Successfully inviting employees back to the workplace means establishing strictly observed precautionary measures, assessing and communicating risk and emphasising the positive benefits of the workplace, writes Henry Lee.
As we get close to the end of lockdown, much attention is being devoted to bringing the workforce back to the office safely and productively. Businesses are desperate to get up and running again and will be very keen to avoid employee relations issues and tribunals, yet many employees will be anxious about the return: some will have known people who have died or become severely ill and others may have been bereaved or themselves hospitalised.
How do you motivate and encourage productivity in a workforce ruled by fear?
Firstly it is HR’s responsibility to understand the problem, look at it dispassionately and make an assessment based on the data. There must be recognition that it’s difficult to motivate people who are fearful; employees will have to be supported to overcome their anxieties through assistance and evidence-based structures establishing the low level of risk they are being subjected to.
Coronavirus and work
Motivation to undertake any activity is when the reward outweighs the risk. HR should help staff understand the risks better by educating them, helping people feel comfortable and happier to return to work.
Risks are everywhere and they need to be assessed. Employers must decide whether that is a risk they are prepared to take. They should recognise that many people have pastimes that have levels of risk they are comfortable with: skiing or hiking, for example. Most of us are aware that doing anything involves a level of risk.
How do you bring your staff back to work safely?

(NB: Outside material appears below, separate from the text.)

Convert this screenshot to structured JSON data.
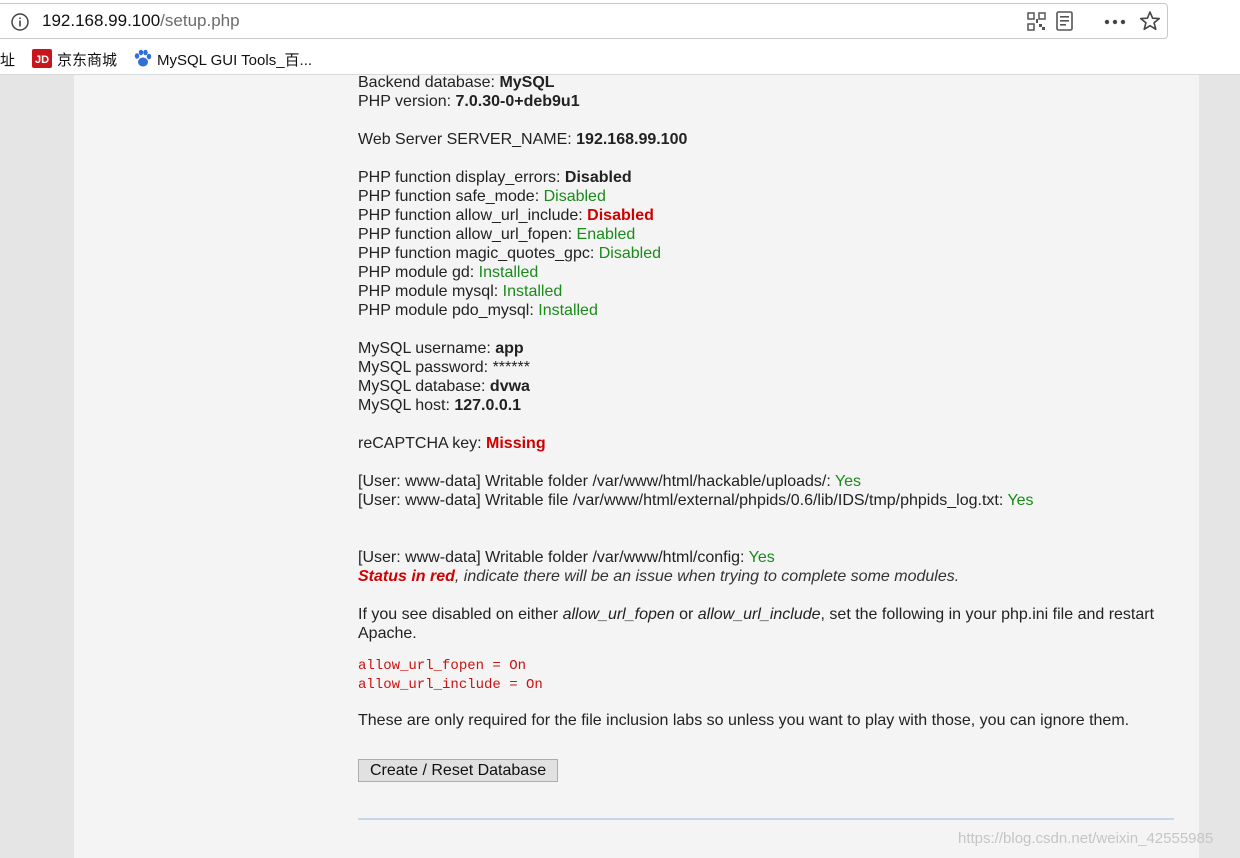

Here, it is important to follow government guidelines and make the office as safe as possible through establishing policies. It may be best to over protect. Enforce social distancing at desks, introduce staggered work patterns, introduce a rule that face masks should be worn in the office, and set up alcohol gel cleaning stations as staff come in.
Higher risk individuals should be asked to continue working from home. Staff should be educated to help them best mitigate the risks to themselves and others in the workplace.
Work can add a great routine to a day and a social environment, so many people should hopefully look positively on their impending return. Potentially look at bringing individuals back to the office on a part-time basis, so that there is more space for social distancing. Look to allow heavily staggered working hours to again keep density low.
If there needs to be a large number of invasive policy measures in place, it must be asked whether they make the office a more productive environment than working from home.
Every business needs to look at this individually, but if an employer is not following the guidelines above and puts staff members at an unnecessary risk, it leaves itself open to litigation. Is it worth it for sometimes minimal increases in productivity and the benefits of face-to-face contact?
How do you treat staff equally if some are scared to return and some are not?
As a business you leave yourself open to issues if you discriminate toward individuals in a workplace. Asking some individuals to come back to work before others dramatically increases their risk of catching the disease. Why should they take the risk over others?
Incentivising could be an option. Some people might feel the risk is acceptable, but why would they put themselves at risk with no reward? Offering staff an increased wage in return for a waiver to the business for the risks from the disease, as long as all health and safety measures implemented by the business are appropriate and fully met, could be an option. Each individual has a different perception of personal risk and what is acceptable to them.
Asking some individuals to come back to work before others dramatically increases their risk of catching the disease. Why should they take the risk over others?”
Making a blanket decision could cause extreme stress, anxiety and ultimately lead to increased sickness of some staff. The virus poses different levels of risk for different people, so you would have to make an assessment on each individual. If you have the capability for staff to work at home but you ask them to attend the workplace, you are directly asking them to take a risk and that holds some liability.
In this situation, making recommendations rather than rules is safer for businesses. Employees could be allowed to return in their own time. Offering support throughout will demonstrate the business has done all it could to support the transition back to work for everyone and hopefully help mitigate litigation.
Individuals need to understand their own level of risk on the basis of their age and health vulnerabilities. Employers should offer the choice for individuals to come back to work when government guidelines suggest it’s OK to do so, with a hard end date to work towards, such as the end of 2020. This option has already happened at Google and Facebook. Higher risk individuals should be encouraged to continue to work from home, but also allowed to come to the office should they wish, the risks having been spelt out.
Finally, businesses should look at offering wider support to those who have mental health issues arising out of situations brought on by the pandemic. By doing the above we should be able to get 50-60% of the workforce back into the office safely and in the shortest amount of time, hopefully to kickstart 2020 again.